_What is needed_. For the word "OpenPose", state how many lines of the records include it, with no other text.

App and web page records
"""
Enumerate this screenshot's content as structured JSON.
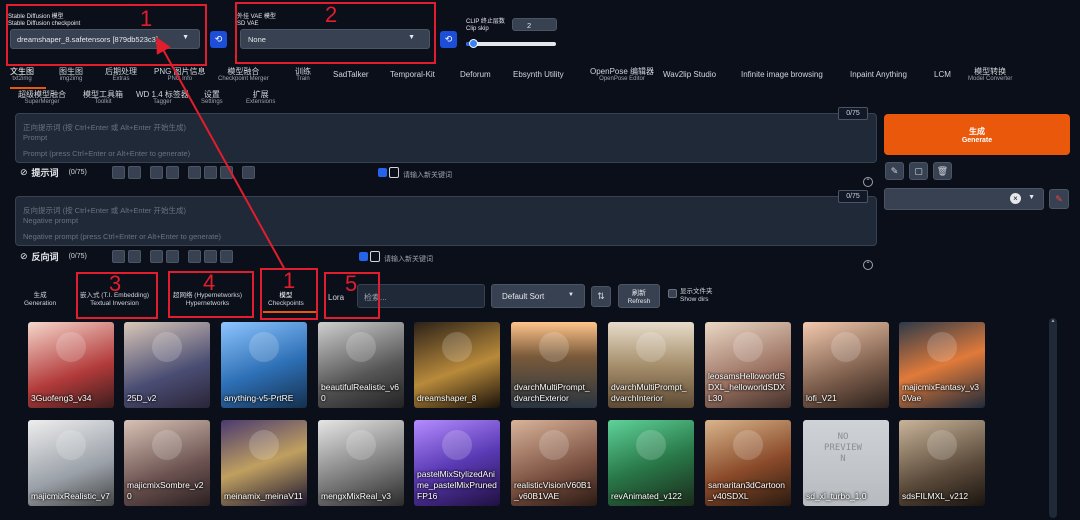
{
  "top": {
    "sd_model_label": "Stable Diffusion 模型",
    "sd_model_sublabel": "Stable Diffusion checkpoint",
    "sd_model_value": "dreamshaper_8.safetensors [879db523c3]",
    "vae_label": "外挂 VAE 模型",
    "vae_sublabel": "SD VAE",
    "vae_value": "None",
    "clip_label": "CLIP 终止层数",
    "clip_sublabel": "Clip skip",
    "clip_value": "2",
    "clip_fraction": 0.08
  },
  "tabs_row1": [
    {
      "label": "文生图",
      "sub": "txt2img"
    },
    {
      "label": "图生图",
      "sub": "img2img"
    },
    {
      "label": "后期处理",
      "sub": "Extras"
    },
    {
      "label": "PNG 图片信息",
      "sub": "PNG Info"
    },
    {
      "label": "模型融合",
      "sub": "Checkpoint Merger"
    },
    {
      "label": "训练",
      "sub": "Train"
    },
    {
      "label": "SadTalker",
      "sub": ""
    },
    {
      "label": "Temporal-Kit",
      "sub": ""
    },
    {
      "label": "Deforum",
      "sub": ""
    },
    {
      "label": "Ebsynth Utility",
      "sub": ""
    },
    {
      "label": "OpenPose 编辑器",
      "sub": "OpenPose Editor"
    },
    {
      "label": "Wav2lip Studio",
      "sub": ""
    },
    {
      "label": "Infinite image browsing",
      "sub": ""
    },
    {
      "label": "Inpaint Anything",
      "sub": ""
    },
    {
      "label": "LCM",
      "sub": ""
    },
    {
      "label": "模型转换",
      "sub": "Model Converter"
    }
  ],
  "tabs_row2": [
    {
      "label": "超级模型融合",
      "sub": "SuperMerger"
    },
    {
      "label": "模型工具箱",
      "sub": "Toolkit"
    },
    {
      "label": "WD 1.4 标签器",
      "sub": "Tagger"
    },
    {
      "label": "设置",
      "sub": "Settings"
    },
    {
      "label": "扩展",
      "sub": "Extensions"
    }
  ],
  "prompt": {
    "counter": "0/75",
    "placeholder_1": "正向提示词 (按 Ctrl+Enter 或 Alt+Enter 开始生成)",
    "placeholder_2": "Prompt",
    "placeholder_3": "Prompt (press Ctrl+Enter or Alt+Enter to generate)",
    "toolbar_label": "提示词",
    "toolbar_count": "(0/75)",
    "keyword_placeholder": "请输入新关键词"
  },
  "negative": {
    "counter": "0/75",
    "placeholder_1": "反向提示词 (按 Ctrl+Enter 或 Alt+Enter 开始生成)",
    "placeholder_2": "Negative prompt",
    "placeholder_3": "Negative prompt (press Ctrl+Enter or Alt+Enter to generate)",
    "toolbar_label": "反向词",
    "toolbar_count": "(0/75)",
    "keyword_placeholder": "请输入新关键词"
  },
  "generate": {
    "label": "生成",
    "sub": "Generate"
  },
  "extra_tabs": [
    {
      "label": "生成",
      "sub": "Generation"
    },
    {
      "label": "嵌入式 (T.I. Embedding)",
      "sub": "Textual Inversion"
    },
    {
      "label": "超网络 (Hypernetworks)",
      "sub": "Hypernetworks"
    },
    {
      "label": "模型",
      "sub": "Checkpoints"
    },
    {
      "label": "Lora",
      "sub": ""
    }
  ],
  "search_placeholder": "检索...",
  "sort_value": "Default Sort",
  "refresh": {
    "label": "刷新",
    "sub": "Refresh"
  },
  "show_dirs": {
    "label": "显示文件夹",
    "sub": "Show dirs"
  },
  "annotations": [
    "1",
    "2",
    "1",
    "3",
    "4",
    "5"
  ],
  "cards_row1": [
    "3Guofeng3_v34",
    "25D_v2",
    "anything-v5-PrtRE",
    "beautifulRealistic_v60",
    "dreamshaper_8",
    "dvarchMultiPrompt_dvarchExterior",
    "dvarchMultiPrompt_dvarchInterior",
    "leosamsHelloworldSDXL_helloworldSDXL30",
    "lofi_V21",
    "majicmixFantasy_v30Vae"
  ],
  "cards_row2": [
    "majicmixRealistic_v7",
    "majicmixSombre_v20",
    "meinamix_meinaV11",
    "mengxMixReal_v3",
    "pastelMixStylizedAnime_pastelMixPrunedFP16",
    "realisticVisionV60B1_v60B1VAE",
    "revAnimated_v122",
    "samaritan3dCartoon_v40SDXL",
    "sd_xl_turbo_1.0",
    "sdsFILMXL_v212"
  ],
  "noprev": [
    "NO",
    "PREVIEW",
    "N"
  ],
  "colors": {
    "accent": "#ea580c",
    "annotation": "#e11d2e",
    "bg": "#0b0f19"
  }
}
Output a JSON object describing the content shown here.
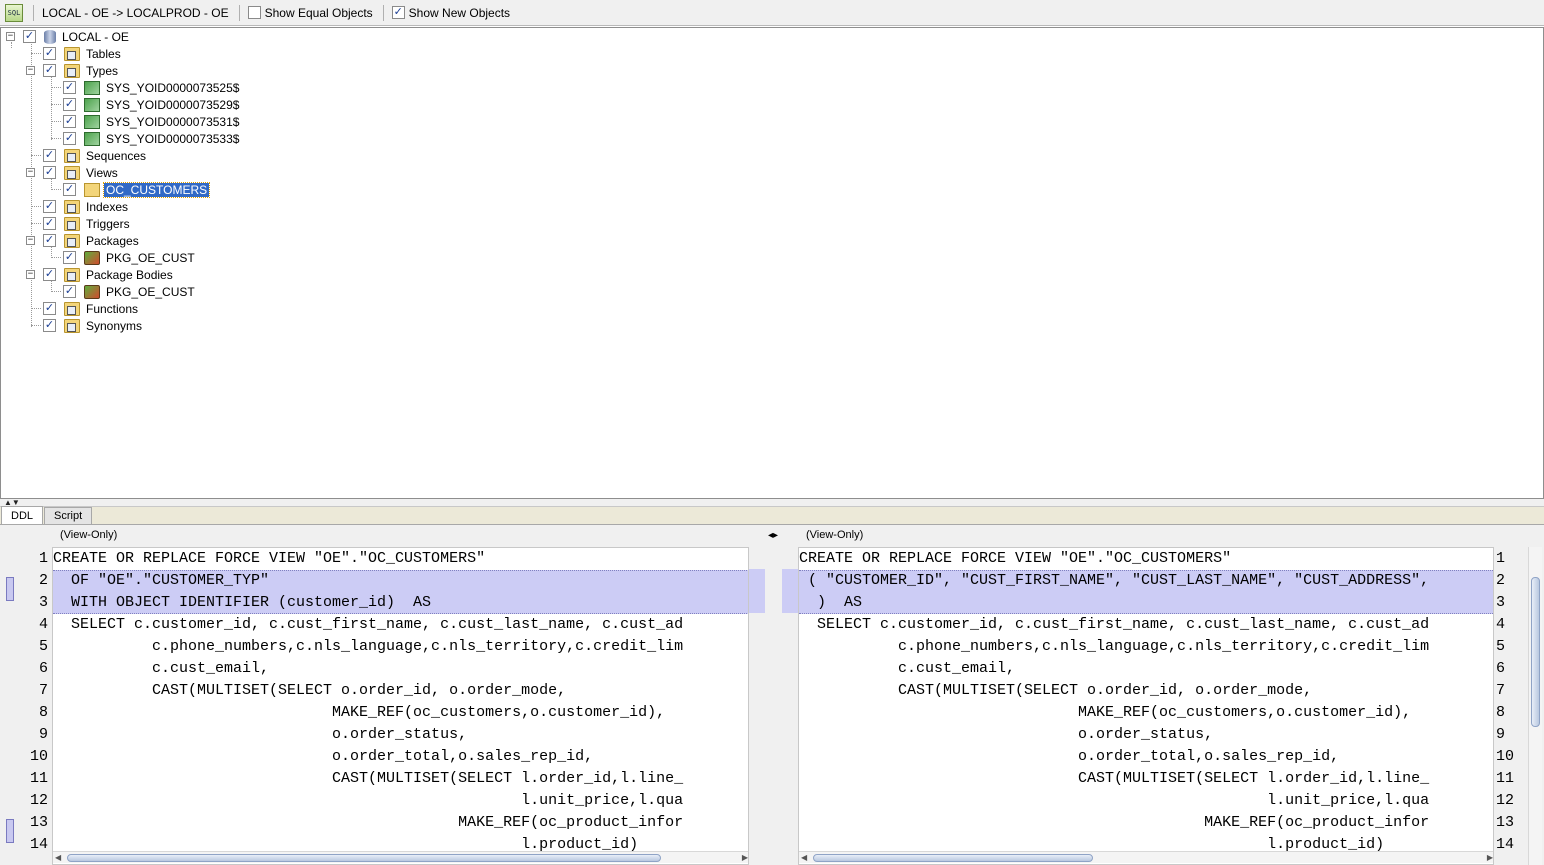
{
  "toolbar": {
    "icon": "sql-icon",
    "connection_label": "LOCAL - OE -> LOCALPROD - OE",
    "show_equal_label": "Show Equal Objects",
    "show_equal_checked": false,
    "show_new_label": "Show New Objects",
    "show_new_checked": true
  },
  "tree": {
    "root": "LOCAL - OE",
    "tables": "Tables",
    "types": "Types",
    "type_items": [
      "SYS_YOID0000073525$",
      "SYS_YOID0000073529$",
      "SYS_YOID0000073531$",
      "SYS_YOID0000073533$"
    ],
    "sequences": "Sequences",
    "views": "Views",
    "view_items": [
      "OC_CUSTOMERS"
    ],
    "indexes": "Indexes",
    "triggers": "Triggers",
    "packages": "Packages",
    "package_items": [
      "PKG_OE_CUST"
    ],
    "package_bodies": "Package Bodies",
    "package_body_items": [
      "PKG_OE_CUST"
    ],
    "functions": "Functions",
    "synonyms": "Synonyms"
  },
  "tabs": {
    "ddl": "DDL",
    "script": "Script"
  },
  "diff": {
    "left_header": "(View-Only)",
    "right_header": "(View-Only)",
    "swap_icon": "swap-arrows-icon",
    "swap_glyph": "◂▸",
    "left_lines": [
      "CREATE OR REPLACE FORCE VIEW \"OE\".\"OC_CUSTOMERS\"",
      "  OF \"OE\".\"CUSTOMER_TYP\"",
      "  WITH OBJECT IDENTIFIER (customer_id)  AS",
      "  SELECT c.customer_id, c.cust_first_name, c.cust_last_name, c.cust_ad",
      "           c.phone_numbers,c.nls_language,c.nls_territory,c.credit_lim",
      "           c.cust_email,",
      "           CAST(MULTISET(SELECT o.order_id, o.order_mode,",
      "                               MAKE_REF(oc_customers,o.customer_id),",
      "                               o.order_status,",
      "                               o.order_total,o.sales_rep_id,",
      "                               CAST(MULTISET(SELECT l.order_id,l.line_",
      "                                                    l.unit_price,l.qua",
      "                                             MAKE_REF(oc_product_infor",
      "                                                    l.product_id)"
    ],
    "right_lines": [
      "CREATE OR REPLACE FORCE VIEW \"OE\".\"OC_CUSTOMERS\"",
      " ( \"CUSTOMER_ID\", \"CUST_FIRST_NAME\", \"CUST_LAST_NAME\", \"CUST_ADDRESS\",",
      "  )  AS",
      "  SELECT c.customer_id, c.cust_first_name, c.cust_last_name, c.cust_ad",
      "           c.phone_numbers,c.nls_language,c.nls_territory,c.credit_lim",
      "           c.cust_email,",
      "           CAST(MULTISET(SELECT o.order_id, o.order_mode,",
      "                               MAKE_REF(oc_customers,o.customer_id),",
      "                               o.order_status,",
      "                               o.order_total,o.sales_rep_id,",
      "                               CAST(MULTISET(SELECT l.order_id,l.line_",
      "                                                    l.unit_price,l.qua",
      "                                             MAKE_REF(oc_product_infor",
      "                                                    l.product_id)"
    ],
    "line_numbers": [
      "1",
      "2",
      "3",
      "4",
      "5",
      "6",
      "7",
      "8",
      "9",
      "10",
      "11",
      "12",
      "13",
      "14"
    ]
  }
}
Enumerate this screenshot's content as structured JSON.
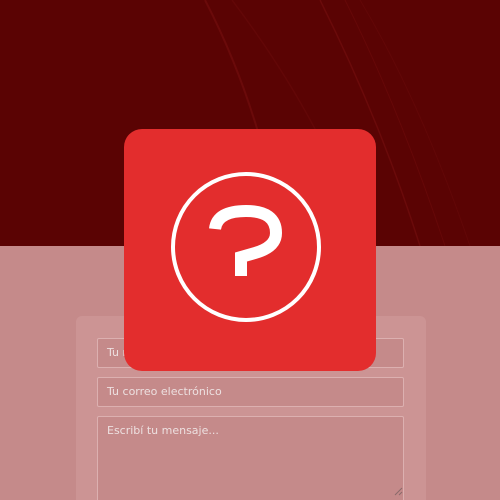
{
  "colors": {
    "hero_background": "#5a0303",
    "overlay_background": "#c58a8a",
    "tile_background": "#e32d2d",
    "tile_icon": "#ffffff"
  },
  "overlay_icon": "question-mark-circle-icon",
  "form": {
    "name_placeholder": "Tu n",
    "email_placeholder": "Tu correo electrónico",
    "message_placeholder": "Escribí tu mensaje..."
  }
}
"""
_Task response_. 2